In aggregate, North American banks divide their IT budget among the various operating segments. In 2005, retail banking will represent 63.7 percent of spending, wholesale banking will snap up 25.9 percent and other banking services, such as investment management and brokerage, will grab 10.4 percent. It is clear that retail banking dominates the overwhelming majority of the banking business: Retail accounts for 80 percent of total net revenues. Given the focus on retail, the technology spending figures for retail are far from surprising. North American banks are expected to spend $28.2 billion on retail banking technology in 2005, a 4.7 percent increase over 2004.
Spending on new technology investments in North America is on the rise. This year, U.S. and Canadian banks will spend $8.2 billion on new technology -- a 14.3 percent increase over 2004. Spending on maintenance will grow to $36.1 billion in 2005, a 1.8 percent increase over the previous year. Maintenance spending will remain relatively constant in the upcoming years as banks funnel funds away from this segment and increase investments in new technology. Banks that successfully work toward and achieve the shift from maintenance to new investments will come out winners. New investments in areas such as security, payments, multichannel integration, and branch automation will be top of mind in 2005.
Harnessing technology to realize business goals is one of the most critical success factors for a bank today. This crucial link, along with inputs from both the management team and the external environment, is what defines the strategic and competitive direction of a financial institution. Well-managed strategic technology decisions are made by a diverse team of seasoned managers with a solid CIO at the helm.
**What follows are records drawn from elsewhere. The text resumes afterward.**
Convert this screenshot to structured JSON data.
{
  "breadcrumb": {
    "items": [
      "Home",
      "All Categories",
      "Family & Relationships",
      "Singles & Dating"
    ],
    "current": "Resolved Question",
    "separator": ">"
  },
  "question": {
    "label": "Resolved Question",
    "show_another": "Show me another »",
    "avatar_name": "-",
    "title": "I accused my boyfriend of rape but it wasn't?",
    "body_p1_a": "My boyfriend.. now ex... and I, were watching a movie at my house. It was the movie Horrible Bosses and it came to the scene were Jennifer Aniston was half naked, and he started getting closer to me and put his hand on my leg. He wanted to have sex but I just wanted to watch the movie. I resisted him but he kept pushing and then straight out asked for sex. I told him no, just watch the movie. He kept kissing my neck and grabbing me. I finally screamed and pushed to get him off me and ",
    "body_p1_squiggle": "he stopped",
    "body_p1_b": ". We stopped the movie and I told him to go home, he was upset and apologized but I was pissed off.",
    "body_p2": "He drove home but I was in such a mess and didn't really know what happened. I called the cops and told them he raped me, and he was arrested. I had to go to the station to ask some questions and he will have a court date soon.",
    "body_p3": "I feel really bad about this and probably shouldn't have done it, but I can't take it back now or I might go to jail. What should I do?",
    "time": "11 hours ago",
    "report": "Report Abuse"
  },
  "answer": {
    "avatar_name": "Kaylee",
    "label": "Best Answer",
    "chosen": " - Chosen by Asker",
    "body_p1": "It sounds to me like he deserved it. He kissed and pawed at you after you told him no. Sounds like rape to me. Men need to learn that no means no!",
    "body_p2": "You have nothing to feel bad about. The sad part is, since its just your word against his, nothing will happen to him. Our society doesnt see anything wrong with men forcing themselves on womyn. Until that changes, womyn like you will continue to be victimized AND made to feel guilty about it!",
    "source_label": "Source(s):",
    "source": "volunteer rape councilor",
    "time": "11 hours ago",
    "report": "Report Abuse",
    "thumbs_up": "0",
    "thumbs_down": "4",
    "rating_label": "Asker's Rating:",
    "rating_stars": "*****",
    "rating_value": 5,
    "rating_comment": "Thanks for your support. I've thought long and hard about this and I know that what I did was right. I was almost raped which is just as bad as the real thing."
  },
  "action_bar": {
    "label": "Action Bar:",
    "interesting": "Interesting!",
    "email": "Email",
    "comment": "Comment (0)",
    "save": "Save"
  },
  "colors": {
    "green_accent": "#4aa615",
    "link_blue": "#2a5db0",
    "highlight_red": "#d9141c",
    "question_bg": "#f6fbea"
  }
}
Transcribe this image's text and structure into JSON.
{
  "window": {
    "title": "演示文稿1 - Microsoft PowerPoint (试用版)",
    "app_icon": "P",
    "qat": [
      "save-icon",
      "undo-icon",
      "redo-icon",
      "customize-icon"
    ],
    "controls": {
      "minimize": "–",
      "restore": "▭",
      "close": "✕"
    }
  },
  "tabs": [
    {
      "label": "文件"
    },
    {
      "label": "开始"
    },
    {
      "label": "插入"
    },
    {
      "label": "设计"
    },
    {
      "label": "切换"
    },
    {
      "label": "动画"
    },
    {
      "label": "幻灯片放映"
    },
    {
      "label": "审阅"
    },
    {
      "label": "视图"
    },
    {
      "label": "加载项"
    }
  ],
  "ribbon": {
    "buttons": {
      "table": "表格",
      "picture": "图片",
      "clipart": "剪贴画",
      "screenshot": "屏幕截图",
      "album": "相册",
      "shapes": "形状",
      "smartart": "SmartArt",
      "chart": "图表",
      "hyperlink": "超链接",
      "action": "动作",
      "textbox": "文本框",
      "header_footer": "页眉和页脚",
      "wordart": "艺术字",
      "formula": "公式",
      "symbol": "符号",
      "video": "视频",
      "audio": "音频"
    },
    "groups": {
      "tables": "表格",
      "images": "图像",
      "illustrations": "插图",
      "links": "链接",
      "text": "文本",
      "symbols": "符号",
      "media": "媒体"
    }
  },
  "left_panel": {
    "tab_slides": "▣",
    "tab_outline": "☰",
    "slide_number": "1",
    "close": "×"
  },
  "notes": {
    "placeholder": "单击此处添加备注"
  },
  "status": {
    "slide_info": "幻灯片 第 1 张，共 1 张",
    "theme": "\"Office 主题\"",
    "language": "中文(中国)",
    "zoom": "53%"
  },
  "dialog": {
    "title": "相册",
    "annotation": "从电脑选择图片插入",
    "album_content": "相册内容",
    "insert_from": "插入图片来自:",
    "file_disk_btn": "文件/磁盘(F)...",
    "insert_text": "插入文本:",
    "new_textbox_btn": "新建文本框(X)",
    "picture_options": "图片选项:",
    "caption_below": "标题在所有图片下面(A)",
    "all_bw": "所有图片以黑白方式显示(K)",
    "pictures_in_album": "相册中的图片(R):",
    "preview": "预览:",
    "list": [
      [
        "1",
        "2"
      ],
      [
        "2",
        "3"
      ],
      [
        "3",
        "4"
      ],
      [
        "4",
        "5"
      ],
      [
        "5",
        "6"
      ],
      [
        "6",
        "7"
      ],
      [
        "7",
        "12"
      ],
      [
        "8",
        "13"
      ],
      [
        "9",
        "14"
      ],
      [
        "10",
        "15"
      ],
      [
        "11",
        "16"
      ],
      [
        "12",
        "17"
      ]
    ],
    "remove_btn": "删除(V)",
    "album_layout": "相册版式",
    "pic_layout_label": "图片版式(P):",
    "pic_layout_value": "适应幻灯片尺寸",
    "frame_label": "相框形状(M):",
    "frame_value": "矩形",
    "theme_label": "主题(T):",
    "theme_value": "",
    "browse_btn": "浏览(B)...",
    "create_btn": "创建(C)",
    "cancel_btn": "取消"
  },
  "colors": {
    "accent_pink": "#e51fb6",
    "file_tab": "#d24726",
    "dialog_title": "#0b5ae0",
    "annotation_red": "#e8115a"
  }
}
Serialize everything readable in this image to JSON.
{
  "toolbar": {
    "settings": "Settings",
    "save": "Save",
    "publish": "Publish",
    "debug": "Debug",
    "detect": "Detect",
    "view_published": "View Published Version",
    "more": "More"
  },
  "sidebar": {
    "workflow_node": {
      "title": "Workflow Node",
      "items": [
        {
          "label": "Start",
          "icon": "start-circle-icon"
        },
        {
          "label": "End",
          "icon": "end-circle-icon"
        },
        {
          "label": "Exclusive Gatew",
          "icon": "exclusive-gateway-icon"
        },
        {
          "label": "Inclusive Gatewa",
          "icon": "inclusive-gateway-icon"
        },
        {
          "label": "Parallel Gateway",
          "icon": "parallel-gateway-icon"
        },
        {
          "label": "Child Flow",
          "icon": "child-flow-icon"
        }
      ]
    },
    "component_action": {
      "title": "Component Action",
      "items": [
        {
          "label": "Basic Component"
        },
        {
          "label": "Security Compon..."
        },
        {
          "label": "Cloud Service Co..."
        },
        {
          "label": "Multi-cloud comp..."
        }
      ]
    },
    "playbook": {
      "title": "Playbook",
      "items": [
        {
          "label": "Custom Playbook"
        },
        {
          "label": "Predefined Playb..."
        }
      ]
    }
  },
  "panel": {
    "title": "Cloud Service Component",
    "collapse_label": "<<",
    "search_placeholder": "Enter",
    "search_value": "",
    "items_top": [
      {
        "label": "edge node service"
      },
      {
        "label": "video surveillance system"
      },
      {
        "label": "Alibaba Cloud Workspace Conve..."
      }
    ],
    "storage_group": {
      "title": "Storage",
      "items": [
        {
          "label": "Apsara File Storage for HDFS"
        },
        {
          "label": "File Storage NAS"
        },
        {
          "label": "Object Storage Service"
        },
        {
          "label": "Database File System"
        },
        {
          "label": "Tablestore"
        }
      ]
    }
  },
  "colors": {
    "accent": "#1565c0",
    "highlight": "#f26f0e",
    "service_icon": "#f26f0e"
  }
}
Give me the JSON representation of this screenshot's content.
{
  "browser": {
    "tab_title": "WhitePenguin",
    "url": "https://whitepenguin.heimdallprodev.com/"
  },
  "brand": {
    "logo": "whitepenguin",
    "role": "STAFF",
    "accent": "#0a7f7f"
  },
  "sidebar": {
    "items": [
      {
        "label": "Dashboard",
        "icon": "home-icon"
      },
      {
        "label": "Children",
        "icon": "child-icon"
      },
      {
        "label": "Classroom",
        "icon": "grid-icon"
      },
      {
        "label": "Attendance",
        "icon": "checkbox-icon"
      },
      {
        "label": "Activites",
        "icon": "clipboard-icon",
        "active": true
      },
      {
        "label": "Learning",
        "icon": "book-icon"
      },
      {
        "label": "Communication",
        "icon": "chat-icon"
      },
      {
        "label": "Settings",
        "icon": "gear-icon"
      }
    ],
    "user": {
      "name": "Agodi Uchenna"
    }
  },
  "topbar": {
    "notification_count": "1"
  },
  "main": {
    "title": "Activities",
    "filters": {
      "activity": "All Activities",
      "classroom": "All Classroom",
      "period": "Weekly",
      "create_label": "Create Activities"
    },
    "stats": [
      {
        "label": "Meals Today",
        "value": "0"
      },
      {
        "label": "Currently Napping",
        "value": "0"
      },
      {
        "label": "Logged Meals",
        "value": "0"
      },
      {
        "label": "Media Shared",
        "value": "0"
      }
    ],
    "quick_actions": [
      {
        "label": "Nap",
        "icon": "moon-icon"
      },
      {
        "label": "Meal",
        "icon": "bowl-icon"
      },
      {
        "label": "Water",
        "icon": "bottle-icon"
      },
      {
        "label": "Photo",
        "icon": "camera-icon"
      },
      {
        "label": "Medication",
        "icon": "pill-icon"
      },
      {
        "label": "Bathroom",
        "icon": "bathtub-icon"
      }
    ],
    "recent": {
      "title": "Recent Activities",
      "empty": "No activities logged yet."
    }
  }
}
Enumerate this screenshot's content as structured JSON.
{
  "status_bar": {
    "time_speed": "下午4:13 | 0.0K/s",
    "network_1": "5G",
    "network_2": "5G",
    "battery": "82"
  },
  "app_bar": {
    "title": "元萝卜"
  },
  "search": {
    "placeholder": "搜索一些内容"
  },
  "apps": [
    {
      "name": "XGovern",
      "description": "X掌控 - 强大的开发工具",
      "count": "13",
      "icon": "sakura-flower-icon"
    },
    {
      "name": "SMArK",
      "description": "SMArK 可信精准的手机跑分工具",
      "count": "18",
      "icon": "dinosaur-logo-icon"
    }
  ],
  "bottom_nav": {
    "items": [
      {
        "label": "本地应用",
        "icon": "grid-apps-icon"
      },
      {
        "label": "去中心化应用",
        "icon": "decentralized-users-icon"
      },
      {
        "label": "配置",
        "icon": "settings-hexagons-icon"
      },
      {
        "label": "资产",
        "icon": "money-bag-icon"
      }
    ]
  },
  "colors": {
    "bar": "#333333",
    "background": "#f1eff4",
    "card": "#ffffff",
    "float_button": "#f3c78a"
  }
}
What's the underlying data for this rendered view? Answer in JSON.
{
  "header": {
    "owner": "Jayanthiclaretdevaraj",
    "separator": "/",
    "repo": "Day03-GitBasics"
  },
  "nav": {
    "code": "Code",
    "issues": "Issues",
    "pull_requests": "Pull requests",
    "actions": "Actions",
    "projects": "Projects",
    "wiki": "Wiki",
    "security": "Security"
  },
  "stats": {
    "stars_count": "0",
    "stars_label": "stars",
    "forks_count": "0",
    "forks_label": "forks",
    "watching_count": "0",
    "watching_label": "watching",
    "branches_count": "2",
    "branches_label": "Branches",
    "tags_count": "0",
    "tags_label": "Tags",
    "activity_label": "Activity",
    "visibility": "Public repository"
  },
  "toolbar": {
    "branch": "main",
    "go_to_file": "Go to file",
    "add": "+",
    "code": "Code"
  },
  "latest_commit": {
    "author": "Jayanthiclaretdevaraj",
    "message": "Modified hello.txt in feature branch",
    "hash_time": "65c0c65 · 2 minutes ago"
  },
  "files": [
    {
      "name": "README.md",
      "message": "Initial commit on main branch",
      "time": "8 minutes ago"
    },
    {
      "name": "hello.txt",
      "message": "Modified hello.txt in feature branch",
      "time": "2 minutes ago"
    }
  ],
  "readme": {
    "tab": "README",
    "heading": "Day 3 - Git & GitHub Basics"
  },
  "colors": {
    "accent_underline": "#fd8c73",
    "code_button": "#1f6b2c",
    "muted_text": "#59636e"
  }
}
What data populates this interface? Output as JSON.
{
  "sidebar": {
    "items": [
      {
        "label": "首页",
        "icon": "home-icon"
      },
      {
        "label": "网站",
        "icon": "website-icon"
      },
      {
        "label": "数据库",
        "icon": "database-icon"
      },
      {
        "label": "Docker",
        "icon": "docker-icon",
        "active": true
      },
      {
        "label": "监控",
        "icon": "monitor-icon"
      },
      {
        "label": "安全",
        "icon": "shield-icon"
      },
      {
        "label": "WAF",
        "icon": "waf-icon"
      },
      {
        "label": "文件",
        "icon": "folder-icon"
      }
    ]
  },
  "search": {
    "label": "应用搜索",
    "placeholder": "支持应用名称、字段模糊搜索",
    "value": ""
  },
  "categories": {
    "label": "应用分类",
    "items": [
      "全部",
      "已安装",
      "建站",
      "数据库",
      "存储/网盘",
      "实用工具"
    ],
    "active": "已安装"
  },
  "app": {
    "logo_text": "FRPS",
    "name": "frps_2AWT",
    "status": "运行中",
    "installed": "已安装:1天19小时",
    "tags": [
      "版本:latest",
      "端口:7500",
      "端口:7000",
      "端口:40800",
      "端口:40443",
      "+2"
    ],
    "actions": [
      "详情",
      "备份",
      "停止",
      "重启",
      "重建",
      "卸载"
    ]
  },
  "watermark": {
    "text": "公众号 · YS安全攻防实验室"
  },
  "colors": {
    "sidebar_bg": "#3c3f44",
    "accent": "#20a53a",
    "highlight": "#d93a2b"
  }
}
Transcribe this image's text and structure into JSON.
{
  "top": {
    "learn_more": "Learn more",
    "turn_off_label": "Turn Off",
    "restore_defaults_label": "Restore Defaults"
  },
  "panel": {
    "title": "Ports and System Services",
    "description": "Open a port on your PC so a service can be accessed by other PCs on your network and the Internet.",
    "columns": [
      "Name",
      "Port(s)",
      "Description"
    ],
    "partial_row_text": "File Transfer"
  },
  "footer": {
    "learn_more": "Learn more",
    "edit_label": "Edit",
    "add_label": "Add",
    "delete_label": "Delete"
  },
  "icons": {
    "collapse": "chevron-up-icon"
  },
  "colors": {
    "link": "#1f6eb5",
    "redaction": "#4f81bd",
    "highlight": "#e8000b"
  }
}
Jacob Jegher is a senior analyst in the banking group at Celent Communications, a financial services research and advisory company headquartered in Boston.
Jacob may be contacted at firstname.lastname@example.org.